Wherever the string "left" appears in the records, return the line that holds it.

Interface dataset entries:
..............................

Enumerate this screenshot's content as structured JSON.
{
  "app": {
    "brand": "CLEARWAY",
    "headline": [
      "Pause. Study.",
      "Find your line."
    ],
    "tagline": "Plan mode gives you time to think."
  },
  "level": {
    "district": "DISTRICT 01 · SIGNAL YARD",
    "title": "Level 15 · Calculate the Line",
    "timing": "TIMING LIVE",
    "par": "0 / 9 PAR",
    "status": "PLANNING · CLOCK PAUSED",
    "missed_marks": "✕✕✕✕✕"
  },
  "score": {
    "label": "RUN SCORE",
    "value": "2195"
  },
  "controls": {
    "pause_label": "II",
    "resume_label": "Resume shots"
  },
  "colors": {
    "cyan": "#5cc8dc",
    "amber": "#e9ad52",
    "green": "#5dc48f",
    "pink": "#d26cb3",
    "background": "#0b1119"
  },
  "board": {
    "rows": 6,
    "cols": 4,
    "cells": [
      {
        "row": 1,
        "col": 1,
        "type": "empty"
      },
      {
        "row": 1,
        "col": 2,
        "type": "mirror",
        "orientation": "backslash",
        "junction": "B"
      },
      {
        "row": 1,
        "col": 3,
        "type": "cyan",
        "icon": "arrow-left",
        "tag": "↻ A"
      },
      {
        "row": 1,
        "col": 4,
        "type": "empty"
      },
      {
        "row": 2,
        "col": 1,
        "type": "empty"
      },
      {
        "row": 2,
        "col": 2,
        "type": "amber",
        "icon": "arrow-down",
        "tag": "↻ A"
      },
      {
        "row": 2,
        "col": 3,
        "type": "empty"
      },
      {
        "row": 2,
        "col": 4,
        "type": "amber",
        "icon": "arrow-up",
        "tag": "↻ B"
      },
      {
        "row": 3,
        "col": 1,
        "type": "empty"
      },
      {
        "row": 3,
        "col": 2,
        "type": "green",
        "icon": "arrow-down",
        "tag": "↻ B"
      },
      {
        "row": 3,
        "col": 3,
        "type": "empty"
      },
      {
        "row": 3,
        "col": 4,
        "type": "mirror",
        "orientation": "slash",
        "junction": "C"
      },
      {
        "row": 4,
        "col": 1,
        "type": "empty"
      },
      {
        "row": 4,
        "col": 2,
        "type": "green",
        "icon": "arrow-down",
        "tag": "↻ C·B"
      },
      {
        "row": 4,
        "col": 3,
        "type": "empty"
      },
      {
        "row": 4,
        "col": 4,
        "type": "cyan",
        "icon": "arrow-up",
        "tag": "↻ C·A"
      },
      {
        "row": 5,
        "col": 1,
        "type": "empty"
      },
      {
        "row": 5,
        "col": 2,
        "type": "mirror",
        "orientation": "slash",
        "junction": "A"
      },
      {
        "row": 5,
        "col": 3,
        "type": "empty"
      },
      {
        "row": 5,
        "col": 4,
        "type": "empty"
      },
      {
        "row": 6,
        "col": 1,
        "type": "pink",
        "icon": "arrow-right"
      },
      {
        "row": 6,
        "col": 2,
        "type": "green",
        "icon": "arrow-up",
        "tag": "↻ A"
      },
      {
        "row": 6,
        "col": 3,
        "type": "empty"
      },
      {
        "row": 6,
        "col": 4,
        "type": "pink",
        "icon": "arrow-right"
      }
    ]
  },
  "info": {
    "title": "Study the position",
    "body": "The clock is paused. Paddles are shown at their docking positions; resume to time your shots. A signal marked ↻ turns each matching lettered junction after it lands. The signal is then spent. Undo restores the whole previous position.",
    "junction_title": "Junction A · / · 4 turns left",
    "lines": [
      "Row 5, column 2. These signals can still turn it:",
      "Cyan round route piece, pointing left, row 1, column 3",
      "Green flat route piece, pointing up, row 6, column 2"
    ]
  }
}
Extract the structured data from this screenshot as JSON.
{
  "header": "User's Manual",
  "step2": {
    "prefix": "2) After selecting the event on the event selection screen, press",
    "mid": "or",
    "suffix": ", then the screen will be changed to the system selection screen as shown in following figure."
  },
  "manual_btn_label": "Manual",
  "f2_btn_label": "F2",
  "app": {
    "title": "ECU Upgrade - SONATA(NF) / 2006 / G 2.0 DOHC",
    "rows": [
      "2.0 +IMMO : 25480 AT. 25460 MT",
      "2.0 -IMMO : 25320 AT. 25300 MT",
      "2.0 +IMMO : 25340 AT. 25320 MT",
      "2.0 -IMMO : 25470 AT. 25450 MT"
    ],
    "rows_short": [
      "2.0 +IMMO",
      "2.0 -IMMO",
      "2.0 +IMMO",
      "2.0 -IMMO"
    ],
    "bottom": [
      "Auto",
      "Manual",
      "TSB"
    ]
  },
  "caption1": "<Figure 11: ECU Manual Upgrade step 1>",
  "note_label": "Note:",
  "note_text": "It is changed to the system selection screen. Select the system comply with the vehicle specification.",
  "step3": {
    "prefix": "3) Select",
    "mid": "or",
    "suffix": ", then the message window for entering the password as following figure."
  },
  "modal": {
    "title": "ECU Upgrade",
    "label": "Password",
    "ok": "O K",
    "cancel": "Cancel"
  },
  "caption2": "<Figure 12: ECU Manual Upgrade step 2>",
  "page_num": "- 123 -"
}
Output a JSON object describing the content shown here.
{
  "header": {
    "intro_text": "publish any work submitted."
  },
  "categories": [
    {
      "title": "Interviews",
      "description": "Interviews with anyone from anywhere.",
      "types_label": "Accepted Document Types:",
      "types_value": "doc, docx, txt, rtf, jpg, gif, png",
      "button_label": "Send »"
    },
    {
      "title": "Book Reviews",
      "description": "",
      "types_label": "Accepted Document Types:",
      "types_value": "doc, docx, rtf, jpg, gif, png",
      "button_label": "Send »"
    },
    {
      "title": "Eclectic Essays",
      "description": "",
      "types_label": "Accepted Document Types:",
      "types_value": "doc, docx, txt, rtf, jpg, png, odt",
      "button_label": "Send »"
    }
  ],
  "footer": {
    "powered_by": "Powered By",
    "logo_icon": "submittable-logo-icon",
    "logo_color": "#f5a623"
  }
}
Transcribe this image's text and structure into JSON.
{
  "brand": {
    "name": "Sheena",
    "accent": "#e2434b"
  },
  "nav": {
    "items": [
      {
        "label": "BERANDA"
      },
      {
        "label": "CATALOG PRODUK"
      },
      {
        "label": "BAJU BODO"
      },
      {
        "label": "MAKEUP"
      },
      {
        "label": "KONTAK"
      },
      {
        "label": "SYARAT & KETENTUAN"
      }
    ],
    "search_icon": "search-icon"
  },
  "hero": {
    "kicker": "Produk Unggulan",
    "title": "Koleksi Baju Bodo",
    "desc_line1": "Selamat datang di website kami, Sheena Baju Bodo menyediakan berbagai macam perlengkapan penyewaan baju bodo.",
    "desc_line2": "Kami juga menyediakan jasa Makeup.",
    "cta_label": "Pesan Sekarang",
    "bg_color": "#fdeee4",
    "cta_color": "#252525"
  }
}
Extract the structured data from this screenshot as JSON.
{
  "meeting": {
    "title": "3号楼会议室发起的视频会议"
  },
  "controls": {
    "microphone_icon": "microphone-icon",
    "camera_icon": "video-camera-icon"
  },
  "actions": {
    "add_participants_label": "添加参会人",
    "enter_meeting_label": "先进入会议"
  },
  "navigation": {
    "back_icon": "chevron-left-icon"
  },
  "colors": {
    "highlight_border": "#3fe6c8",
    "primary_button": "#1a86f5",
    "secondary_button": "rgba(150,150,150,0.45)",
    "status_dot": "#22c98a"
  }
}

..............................

_Result below:_
        "icon": "arrow-left",
    "junction_title": "Junction A · / · 4 turns left",
      "Cyan round route piece, pointing left, row 1, column 3",
    "back_icon": "chevron-left-icon"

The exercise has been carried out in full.